### Page and application data records
_ _ _ _ _ _ _
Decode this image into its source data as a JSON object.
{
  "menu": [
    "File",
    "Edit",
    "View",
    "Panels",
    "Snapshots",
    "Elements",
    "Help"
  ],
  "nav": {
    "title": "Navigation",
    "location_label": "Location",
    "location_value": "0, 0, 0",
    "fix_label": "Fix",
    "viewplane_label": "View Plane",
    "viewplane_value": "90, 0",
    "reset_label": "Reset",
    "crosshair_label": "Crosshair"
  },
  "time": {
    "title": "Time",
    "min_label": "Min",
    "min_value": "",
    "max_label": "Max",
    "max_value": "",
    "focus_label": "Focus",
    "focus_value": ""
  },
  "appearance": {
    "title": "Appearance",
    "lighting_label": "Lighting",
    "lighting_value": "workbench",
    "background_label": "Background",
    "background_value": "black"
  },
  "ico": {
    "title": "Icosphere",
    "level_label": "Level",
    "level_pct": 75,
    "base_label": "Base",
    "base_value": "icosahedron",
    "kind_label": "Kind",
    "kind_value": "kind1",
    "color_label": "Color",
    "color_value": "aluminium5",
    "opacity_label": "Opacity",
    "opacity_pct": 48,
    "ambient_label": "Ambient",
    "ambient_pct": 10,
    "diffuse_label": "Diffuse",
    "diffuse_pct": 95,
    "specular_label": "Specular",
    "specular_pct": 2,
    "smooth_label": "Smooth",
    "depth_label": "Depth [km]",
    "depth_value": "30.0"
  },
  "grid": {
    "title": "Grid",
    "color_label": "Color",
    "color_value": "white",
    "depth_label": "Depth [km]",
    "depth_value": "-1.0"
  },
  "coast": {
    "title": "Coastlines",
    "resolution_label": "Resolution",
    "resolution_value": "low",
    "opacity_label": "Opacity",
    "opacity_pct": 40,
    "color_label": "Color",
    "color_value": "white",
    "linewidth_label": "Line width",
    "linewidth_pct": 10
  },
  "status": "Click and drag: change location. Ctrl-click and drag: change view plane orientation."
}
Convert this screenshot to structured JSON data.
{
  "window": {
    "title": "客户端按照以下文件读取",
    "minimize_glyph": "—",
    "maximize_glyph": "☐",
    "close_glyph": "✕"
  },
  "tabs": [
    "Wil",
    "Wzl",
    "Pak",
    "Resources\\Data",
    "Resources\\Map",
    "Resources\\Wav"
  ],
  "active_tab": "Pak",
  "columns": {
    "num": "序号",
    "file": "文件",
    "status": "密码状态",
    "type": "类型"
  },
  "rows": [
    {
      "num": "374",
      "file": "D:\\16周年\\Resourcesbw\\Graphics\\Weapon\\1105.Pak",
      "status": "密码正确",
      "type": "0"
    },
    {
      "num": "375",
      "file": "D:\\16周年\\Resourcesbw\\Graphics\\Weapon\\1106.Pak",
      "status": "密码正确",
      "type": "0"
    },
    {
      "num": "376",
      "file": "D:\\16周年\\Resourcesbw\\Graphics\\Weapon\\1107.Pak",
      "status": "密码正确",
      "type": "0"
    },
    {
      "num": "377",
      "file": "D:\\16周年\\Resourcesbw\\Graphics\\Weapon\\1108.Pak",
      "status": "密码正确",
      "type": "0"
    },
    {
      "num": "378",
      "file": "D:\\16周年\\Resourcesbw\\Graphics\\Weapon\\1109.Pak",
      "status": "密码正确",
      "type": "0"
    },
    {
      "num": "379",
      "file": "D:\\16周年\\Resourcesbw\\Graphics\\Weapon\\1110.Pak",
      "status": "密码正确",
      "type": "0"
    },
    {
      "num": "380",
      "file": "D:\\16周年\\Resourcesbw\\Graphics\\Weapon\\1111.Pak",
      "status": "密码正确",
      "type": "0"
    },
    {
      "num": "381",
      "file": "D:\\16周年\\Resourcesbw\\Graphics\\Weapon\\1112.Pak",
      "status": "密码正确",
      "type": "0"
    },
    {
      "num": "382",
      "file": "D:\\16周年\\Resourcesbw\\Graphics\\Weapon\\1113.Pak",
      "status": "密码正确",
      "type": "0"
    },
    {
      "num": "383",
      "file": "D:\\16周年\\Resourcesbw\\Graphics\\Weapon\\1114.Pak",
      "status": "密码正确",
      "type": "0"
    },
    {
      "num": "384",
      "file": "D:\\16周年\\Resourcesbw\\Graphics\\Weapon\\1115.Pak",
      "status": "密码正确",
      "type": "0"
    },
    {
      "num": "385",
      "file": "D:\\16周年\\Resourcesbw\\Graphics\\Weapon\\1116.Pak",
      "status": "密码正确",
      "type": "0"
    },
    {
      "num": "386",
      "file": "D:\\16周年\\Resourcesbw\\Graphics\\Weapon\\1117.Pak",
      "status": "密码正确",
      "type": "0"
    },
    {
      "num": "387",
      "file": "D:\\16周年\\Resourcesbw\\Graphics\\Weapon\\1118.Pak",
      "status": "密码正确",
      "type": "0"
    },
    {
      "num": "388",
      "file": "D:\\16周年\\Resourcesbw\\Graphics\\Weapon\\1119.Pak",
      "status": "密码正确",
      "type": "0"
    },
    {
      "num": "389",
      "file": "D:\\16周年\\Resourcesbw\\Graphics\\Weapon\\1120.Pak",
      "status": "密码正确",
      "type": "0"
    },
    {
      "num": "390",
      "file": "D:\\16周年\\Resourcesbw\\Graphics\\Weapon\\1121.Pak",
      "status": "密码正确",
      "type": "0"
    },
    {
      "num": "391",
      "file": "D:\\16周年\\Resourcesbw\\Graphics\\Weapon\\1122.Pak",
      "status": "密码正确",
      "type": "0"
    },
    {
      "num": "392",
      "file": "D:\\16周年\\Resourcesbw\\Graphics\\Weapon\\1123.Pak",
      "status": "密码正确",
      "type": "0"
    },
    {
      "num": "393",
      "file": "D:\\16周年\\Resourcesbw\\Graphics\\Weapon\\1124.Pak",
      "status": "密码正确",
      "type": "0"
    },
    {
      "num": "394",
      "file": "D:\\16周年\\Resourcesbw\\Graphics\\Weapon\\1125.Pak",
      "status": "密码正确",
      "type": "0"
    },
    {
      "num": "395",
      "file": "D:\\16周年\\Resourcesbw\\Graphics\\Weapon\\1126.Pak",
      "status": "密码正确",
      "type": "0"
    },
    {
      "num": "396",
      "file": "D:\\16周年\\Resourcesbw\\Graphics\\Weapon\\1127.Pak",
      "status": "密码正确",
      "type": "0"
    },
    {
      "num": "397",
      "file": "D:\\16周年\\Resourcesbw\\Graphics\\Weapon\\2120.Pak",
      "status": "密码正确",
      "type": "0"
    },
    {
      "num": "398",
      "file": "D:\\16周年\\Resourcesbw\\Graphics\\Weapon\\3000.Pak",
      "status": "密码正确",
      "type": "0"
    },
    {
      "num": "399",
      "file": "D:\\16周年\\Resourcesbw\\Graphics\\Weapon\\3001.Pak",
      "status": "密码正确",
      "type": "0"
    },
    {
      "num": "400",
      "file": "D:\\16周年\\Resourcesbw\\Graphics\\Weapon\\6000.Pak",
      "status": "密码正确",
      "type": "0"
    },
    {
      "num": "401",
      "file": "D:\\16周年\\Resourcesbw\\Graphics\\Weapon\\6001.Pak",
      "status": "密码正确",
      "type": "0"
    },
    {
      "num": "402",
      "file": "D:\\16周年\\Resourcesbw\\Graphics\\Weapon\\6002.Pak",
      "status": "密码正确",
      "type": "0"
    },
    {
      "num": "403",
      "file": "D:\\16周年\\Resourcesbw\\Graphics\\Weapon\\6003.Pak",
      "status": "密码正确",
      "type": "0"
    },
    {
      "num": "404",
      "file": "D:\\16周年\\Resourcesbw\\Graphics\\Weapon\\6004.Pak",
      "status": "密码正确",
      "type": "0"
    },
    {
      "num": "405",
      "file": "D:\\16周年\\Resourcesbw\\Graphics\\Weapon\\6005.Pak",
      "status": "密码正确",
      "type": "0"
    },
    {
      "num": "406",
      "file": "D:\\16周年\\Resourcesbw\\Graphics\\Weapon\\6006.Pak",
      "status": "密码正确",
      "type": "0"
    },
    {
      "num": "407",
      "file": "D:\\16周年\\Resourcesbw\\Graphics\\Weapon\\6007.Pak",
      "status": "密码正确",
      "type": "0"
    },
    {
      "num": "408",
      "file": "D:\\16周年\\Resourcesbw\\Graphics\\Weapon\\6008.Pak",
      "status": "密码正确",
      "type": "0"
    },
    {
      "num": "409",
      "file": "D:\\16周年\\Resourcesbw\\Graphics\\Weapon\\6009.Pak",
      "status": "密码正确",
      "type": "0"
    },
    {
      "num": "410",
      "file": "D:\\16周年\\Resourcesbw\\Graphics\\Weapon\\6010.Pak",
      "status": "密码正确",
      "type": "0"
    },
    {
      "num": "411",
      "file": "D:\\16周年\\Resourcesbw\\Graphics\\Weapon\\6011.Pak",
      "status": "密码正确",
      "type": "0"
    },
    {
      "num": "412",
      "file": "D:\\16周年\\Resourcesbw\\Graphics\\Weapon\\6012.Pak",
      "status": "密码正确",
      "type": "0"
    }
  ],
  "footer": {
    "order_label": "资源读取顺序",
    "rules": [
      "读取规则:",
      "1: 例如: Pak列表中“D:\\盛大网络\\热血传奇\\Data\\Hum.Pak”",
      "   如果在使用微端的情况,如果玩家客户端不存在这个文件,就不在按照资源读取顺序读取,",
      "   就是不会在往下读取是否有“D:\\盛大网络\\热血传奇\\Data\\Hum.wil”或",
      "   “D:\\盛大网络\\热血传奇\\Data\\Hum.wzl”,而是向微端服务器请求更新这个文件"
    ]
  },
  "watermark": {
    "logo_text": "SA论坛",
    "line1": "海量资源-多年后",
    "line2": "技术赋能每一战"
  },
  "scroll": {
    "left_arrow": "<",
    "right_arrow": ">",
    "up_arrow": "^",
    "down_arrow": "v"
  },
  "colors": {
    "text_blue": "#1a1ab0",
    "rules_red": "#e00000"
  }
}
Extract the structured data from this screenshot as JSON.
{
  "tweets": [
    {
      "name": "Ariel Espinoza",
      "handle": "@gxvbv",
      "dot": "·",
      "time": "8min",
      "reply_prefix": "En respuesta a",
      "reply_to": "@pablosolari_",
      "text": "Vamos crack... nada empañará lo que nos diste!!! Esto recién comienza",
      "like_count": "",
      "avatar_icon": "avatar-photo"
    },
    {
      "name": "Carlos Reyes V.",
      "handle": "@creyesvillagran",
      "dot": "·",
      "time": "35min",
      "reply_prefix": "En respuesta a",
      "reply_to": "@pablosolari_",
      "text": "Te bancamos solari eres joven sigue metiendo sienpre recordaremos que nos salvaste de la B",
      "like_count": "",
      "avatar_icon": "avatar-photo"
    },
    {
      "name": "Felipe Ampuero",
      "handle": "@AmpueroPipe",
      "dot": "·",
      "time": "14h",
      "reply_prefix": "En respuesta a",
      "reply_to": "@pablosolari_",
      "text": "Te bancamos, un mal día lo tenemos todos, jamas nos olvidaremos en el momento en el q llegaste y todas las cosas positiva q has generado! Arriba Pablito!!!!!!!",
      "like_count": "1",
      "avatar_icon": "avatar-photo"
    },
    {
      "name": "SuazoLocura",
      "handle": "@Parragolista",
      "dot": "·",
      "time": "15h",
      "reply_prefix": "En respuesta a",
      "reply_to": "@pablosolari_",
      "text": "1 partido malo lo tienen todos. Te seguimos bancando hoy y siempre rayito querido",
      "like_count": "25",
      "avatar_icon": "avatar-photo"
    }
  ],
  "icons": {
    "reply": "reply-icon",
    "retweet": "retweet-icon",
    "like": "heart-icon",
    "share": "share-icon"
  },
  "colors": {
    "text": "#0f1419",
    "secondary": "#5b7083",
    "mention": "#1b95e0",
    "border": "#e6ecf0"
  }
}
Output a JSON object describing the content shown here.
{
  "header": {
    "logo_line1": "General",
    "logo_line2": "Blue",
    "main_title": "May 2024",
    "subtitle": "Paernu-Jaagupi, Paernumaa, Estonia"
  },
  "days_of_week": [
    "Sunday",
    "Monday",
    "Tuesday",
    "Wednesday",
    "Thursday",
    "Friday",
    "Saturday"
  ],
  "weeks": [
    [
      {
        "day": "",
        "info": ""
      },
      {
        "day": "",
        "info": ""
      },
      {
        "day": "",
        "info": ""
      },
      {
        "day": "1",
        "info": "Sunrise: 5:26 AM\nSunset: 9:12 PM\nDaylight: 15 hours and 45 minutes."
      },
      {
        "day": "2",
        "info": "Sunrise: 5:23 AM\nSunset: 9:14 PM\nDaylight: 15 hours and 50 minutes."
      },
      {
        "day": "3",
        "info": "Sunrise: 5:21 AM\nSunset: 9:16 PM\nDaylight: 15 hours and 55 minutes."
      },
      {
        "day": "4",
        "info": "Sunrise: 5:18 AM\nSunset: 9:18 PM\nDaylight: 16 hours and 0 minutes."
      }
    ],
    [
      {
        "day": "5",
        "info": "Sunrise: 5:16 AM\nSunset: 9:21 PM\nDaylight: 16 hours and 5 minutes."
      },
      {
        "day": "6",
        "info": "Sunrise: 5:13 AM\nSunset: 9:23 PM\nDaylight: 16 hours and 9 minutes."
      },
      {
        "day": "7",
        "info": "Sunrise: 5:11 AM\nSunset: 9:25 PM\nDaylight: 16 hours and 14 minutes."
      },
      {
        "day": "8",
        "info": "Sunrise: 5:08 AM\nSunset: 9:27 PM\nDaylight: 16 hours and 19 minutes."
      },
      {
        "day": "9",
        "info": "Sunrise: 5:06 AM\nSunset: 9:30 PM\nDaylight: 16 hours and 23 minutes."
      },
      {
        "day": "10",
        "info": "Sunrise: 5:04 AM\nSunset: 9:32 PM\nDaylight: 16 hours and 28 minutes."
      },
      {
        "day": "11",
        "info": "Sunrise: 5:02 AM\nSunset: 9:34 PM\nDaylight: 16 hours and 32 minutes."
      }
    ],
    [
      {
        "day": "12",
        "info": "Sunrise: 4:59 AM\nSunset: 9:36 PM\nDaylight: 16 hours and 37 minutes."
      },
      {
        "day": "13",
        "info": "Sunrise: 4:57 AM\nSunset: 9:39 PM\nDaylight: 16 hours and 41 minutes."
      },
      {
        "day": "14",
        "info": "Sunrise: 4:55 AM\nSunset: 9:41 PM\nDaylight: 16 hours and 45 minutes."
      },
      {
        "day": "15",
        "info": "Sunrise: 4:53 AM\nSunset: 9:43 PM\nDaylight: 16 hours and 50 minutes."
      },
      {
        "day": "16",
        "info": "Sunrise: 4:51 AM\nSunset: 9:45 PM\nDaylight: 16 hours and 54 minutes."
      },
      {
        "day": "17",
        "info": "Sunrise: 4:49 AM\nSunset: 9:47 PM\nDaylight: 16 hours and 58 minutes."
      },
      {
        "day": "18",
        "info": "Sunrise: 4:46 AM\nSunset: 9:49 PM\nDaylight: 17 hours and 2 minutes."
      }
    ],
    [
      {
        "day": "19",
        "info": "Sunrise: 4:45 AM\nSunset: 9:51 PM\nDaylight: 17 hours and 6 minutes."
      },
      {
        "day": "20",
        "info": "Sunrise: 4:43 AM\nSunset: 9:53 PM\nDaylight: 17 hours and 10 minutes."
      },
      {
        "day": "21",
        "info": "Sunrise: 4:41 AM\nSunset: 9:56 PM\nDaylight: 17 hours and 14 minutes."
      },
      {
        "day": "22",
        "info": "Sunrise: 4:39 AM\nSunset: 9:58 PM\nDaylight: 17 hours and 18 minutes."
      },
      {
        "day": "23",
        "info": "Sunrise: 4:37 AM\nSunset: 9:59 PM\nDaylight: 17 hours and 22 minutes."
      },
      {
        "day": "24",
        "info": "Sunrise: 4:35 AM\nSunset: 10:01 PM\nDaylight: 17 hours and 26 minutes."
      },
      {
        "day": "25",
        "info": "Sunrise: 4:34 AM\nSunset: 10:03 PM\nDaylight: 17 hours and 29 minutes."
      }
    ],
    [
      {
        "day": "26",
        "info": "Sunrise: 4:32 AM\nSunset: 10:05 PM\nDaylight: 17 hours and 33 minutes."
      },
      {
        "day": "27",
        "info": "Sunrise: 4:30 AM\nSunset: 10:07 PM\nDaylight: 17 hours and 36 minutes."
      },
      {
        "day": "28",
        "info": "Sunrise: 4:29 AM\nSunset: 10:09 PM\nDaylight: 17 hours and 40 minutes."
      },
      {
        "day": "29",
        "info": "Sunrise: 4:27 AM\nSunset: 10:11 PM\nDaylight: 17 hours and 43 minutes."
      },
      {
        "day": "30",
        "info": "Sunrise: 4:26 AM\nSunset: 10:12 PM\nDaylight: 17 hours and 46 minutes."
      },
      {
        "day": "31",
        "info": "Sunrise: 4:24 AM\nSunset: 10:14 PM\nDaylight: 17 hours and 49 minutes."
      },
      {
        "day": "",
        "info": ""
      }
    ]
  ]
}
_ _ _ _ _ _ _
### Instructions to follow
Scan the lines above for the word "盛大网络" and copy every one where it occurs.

### Answer below
      "1: 例如: Pak列表中“D:\\盛大网络\\热血传奇\\Data\\Hum.Pak”",
      "   就是不会在往下读取是否有“D:\\盛大网络\\热血传奇\\Data\\Hum.wil”或",
      "   “D:\\盛大网络\\热血传奇\\Data\\Hum.wzl”,而是向微端服务器请求更新这个文件"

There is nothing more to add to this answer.